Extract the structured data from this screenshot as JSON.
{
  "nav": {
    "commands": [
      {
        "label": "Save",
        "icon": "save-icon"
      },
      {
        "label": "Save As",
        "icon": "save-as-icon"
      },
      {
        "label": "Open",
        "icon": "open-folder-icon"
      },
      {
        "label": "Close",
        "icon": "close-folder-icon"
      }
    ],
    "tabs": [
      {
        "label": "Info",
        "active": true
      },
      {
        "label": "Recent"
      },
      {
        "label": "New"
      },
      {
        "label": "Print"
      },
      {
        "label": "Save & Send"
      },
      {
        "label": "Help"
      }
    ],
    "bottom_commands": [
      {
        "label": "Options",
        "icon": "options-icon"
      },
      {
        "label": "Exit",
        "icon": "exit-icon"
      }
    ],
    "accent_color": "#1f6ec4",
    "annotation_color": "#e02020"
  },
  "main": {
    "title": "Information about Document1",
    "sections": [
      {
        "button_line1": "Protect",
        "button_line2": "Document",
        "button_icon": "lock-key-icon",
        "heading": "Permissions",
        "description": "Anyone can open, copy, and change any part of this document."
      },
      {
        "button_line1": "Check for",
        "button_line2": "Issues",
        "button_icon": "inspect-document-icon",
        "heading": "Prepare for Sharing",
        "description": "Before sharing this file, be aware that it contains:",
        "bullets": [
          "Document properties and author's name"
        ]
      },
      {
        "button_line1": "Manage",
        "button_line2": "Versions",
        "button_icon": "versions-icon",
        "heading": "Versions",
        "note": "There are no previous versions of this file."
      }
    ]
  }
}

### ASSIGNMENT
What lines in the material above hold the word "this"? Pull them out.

### WRITTEN RESPONSE
Extract the structured data from this screenshot as JSON.
        "description": "Anyone can open, copy, and change any part of this document."
        "description": "Before sharing this file, be aware that it contains:",
        "note": "There are no previous versions of this file."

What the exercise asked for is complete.